dulche de leche coconut
Never under estimate the power of being a good friend. When one is grieving having a sympathetic friend whether near or far is priceless. Having a friend that reaches out from time to time reminds those in mourning that they are never alone. An occasional call or visit to a friend who is grieving gives strength and hope for a better tomorrow.
I am fortunate to be surrounded by some great friends. Not only my friends, but William's friends. Whit, for example, is one of William's very best friends in the whole wide world. Whit and Will met in high school and were captains of the Taft lacrosse team. They had fun and they had plans. I can't imagine how Whit felt when he got the news of Will's accident. How it is to lose a best friend?
Lynn is one of my best friends and William's godmother. We've known each other for nearly 35 years. My kids grew up in the same house Lynn grew up in ('cause we bought the house after her parents retired and moved). When one day I was digging in the garden I discovered an old silver US Navy ring-we're talking WWll. Turns out that Lynn's dad was in the Navy. She gifted that buried treasure to William. In fact, William always felt like he hit the jackpot with Lynn for a godmother because she always gave him the coolest gifts. How does it feel to lose a much loved godchild?
Whit's and Lynn's worlds collided at Will's funeral. I don't get to see either one of them very often, but I think of them every day and hold them in my heart along with so many other friends. Too caught up in my own grief I probably have never told them how sorry I am that they lost someone so near and dear to THEIR hearts. A best friend. A godchild. I am so sorry. So sorry to everyone who ever loved him, too.
Whit and Lynn often send me stuff--good stuff! The kind of stuff that inspires me to cook and bake... So when Whit sent me some dulche de leche from his travels and Lynn sent me some Wadmalaw Island Firefly Distillery Southern Accents Coconut Cake Liqueur their two worlds collided again and out came something as sweet as they are: "A Little Dulche de Leche Coconut Cake".

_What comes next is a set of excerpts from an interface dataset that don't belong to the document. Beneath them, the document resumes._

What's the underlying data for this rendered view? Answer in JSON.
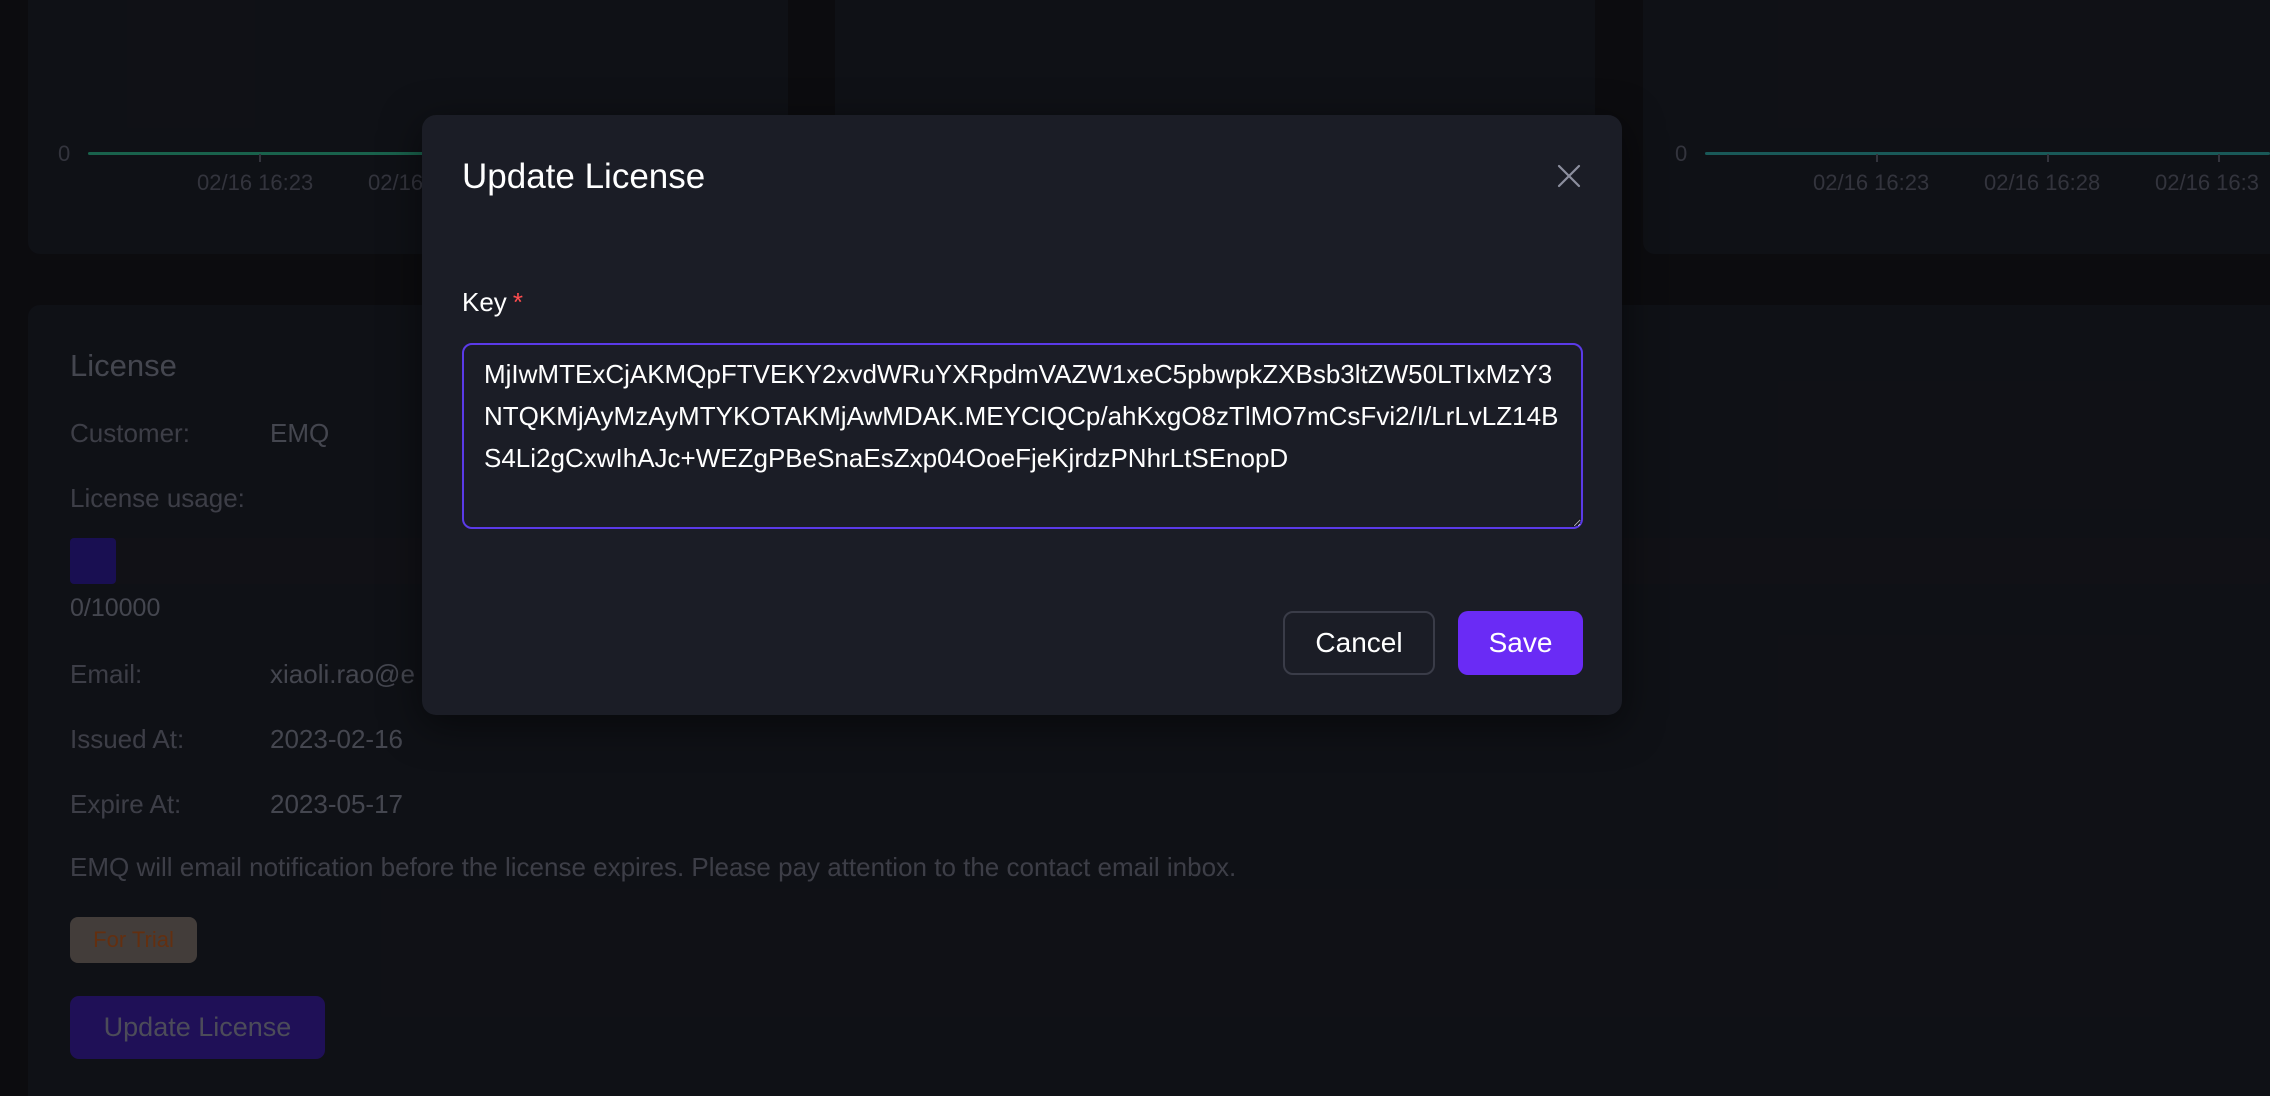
{
  "charts": [
    {
      "zero_label": "0",
      "x_labels": [
        "02/16 16:23",
        "02/16"
      ]
    },
    {
      "zero_label": "0",
      "x_labels": [
        "02/16 16:23",
        "02/16 16:28",
        "02/16 16:3"
      ]
    }
  ],
  "license": {
    "title": "License",
    "customer_label": "Customer:",
    "customer_value": "EMQ",
    "usage_label": "License usage:",
    "usage_value": "0/10000",
    "usage_fraction": 0.0,
    "email_label": "Email:",
    "email_value": "xiaoli.rao@e",
    "issued_label": "Issued At:",
    "issued_value": "2023-02-16",
    "expire_label": "Expire At:",
    "expire_value": "2023-05-17",
    "notice": "EMQ will email notification before the license expires. Please pay attention to the contact email inbox.",
    "trial_badge": "For Trial",
    "update_button": "Update License"
  },
  "dialog": {
    "title": "Update License",
    "key_label": "Key",
    "required_mark": "*",
    "key_value": "MjIwMTExCjAKMQpFTVEKY2xvdWRuYXRpdmVAZW1xeC5pbwpkZXBsb3ltZW50LTIxMzY3NTQKMjAyMzAyMTYKOTAKMjAwMDAK.MEYCIQCp/ahKxgO8zTlMO7mCsFvi2/I/LrLvLZ14BS4Li2gCxwIhAJc+WEZgPBeSnaEsZxp04OoeFjeKjrdzPNhrLtSEnopD",
    "cancel_label": "Cancel",
    "save_label": "Save",
    "close_icon": "close-icon"
  },
  "colors": {
    "accent": "#6a2bf5",
    "required": "#ff4d4f",
    "chart_line": "#2fb38a"
  }
}
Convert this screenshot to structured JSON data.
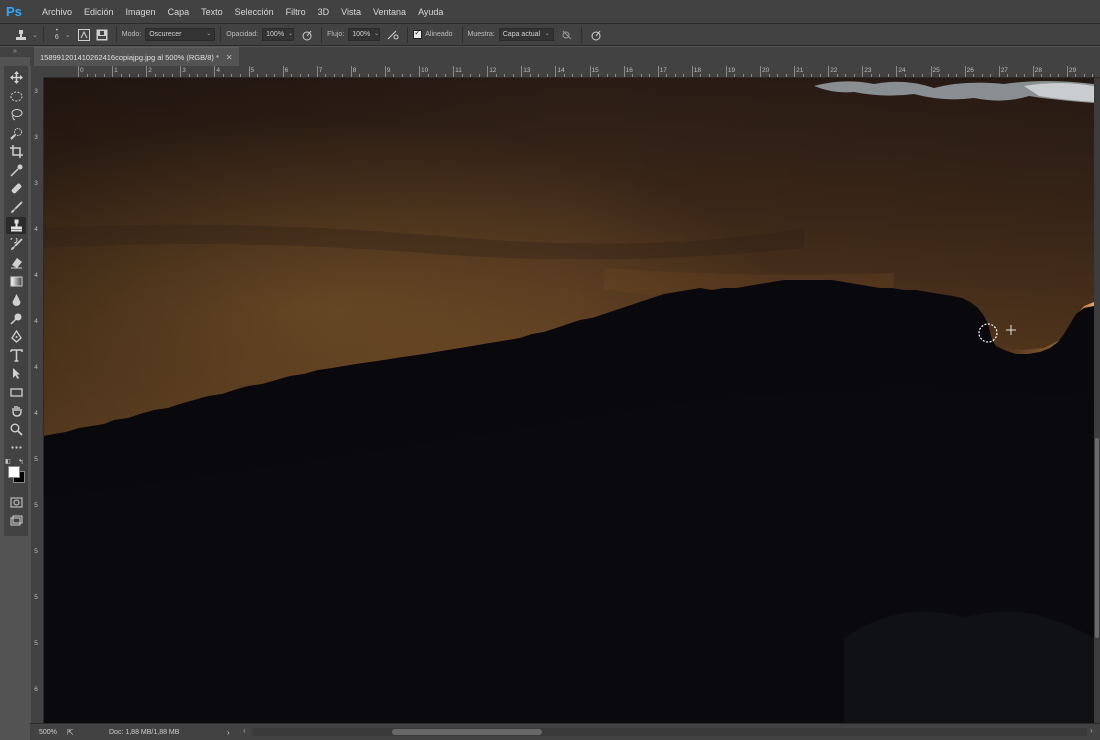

Perfect with a steaming cup of hot chocolate.
1 ¾ cups all-purpose flour
½ teaspoon salt
¼ teaspoon baking soda
¼ cup Southern Accents Coconut Cake Liqueur
1-teaspoon coconut extract
½ teaspoon almond extract
1 ¼ cups unsalted butter, softened
½ cup sugar
½ cup light brown sugar
½ cup buttermilk
2 tablespoons dulche de leche
2 tablespoons heavy cream
2 tablespoons Southern Accents Coconut Cake Liqueur
toasted coconut (as much or as little as you like)
- Heat oven 325F. Spray a coffee cake pan or (6 cup) loaf pan with no-stick baking spray.
- In bowl, whisk flour, cornstarch, salt and baking soda; set aside.
- In a large measuring cup, whisk eggs, liqueur and extracts until blended; set aside.
- In large mixer bowl, beat butter until creamy. Add both sugars and beat on high until light and fluffy—a good 2 minutes.
- With mixer on low speed, slowly pour egg mixture in and continue beating until incorporated—mixture will look curdled.
- Add flour mixture, ⅓rd at a time, alternating with buttermilk just until dry ingredients are moistened.
- Pour batter into prepared pan.
- Bake 60 minutes or until toothpick inserted in center comes out clean.
- Cool in pan for 10 minutes before inverting onto a rack.
- Meanwhile, in small saucepan over medium heat, stir dulche de leche, heavy cream and coconut liqueur; bring to a low boil. Simmer mixture until it reduces down to ¼ cup.
- While cake is still warm spread glaze over top and sprinkle with toasted coconut.
- Prep Time: 15 minutes
- Cook Time: 60 minutes
- Category: dessert
- Method: baking
- Cuisine: Mexican
Keywords: cake, duche de leche, coconut, coffee cake